Making An Offer

Proposed purchase price. This is the price you are offering to pay for the home.

Schedule A. This document is a list of all the items that the seller agrees to include with the sale of the home. For a new home, this may include things like kitchen appliances and whether your yard will be sodded. For resale, it may include things like window coverings, carpets and closet organizers.

Deposit. A deposit is typically 2-5% of the purchase price and is made with the offer or within 24-hours of the seller accepting your offer. The deposit is held in trust by the seller’s real estate agent or builder.

Down Payment. This is how much money you’ll be paying up front to obtain a mortgage.

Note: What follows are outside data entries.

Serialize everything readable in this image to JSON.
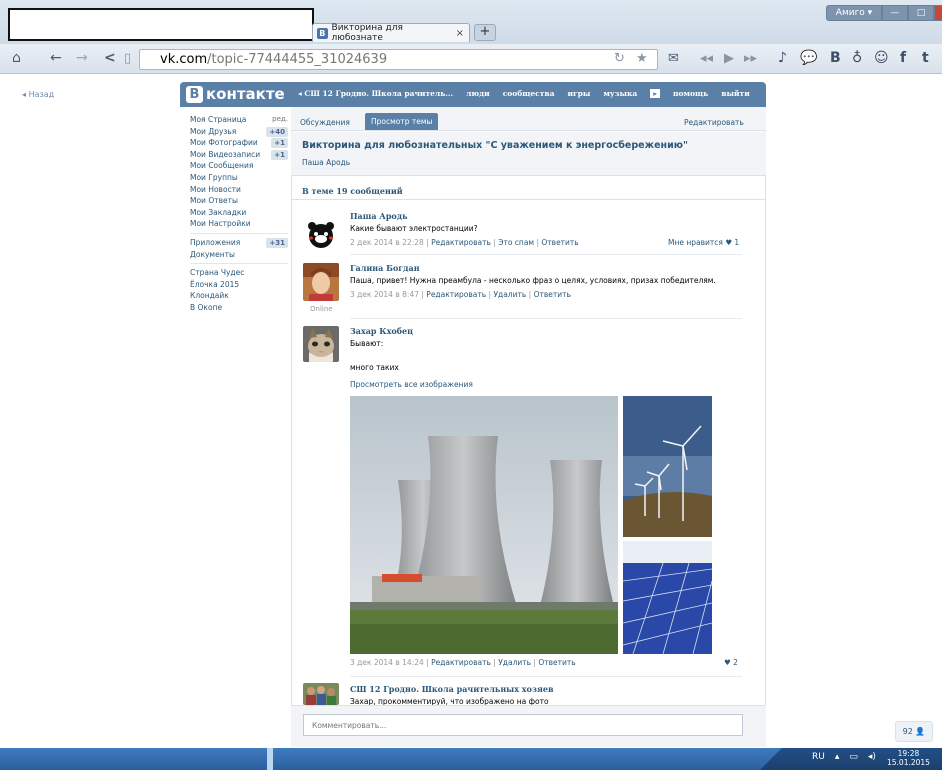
{
  "browser": {
    "tab_title": "Викторина для любознате",
    "tab_close": "×",
    "new_tab": "+",
    "url_host": "vk.com",
    "url_path": "/topic-77444455_31024639",
    "user_button": "Амиго ▾",
    "win_min": "—",
    "win_max": "□",
    "win_close": "✕"
  },
  "vk": {
    "back": "Назад",
    "logo_b": "В",
    "logo_text": "контакте",
    "nav": [
      "◂ СШ 12 Гродно. Школа рачитель...",
      "люди",
      "сообщества",
      "игры",
      "музыка",
      "▸",
      "помощь",
      "выйти"
    ]
  },
  "left_menu": {
    "edit": "ред.",
    "items": [
      {
        "label": "Моя Страница",
        "badge": ""
      },
      {
        "label": "Мои Друзья",
        "badge": "+40"
      },
      {
        "label": "Мои Фотографии",
        "badge": "+1"
      },
      {
        "label": "Мои Видеозаписи",
        "badge": "+1"
      },
      {
        "label": "Мои Сообщения",
        "badge": ""
      },
      {
        "label": "Мои Группы",
        "badge": ""
      },
      {
        "label": "Мои Новости",
        "badge": ""
      },
      {
        "label": "Мои Ответы",
        "badge": ""
      },
      {
        "label": "Мои Закладки",
        "badge": ""
      },
      {
        "label": "Мои Настройки",
        "badge": ""
      }
    ],
    "apps": [
      {
        "label": "Приложения",
        "badge": "+31"
      },
      {
        "label": "Документы",
        "badge": ""
      }
    ],
    "games": [
      "Страна Чудес",
      "Ёлочка 2015",
      "Клондайк",
      "В Окопе"
    ]
  },
  "topic": {
    "tab_discussions": "Обсуждения",
    "tab_view": "Просмотр темы",
    "tab_edit": "Редактировать",
    "title": "Викторина для любознательных \"С уважением к энергосбережению\"",
    "author": "Паша Ародь",
    "message_count": "В теме 19 сообщений"
  },
  "posts": [
    {
      "author": "Паша Ародь",
      "text": "Какие бывают электростанции?",
      "date": "2 дек 2014 в 22:28",
      "actions": [
        "Редактировать",
        "Это спам",
        "Ответить"
      ],
      "like": "Мне нравится ♥ 1"
    },
    {
      "author": "Галина Богдан",
      "text": "Паша, привет! Нужна преамбула - несколько фраз о целях, условиях, призах победителям.",
      "date": "3 дек 2014 в 8:47",
      "actions": [
        "Редактировать",
        "Удалить",
        "Ответить"
      ],
      "online": "Online"
    },
    {
      "author": "Захар Кхобец",
      "text1": "Бывают:",
      "text2": "много таких",
      "view_all": "Просмотреть все изображения",
      "date": "3 дек 2014 в 14:24",
      "actions": [
        "Редактировать",
        "Удалить",
        "Ответить"
      ],
      "like": "♥ 2"
    },
    {
      "author": "СШ 12 Гродно. Школа рачительных хозяев",
      "text": "Захар, прокомментируй, что изображено на фото"
    }
  ],
  "comment": {
    "placeholder": "Комментировать..."
  },
  "counter": "92 👤",
  "taskbar": {
    "lang": "RU",
    "time": "19:28",
    "date": "15.01.2015"
  },
  "colors": {
    "vk_blue": "#5b80a8",
    "link": "#2b587a",
    "taskbar": "#2a5f9e"
  }
}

Are you reaching the 20% down payment requirement? If not, you will not have a high ratio mortgage and will have to pay an insurance premium to move forward.

Finances. What is your annual household income? What are your current monthly expenses?
Are you able to put money into savings? How much debt do you have? How much can you afford to pay monthly when you consider all of these factors?

Closing date. The closing day is the date you take possession of your home. If you are buying resale it could be as soon as 30 days after you sign your Agreement of Purchase & Sale (APS), however, if you are buying a new home in a new development during pre-construction, your closing date could be 12-18 months after signing your APS.

Offer time period. This is the time period in which the offer is valid. After this date/time, the offer becomes null and void.

Conditions of the offer. These are conditions that have to be met before the offer becomes final. This may include things such as an approval of mortgage financing and a satisfactory home inspection report.

Agreement of Purchase & Sale (APS). This is a legally binding contract that outlines the terms under which a buyer decides to buy a house, and a seller agrees to sell. When signed by both parties, it binds those people to the terms and conditions within the document.

FINTRAC. FINTRAC stands for the Financial Transactions and Reports Analysis Centre. It’s been put in place by the Government of Canada to ensure the purchase of your home, from deposits to financing is accounted for. Many builders require new home purchasers to provide a copy of legal ID and sign a FINTRAC form at the time of purchase to ensure all things financial are handled in a professional and safe manner.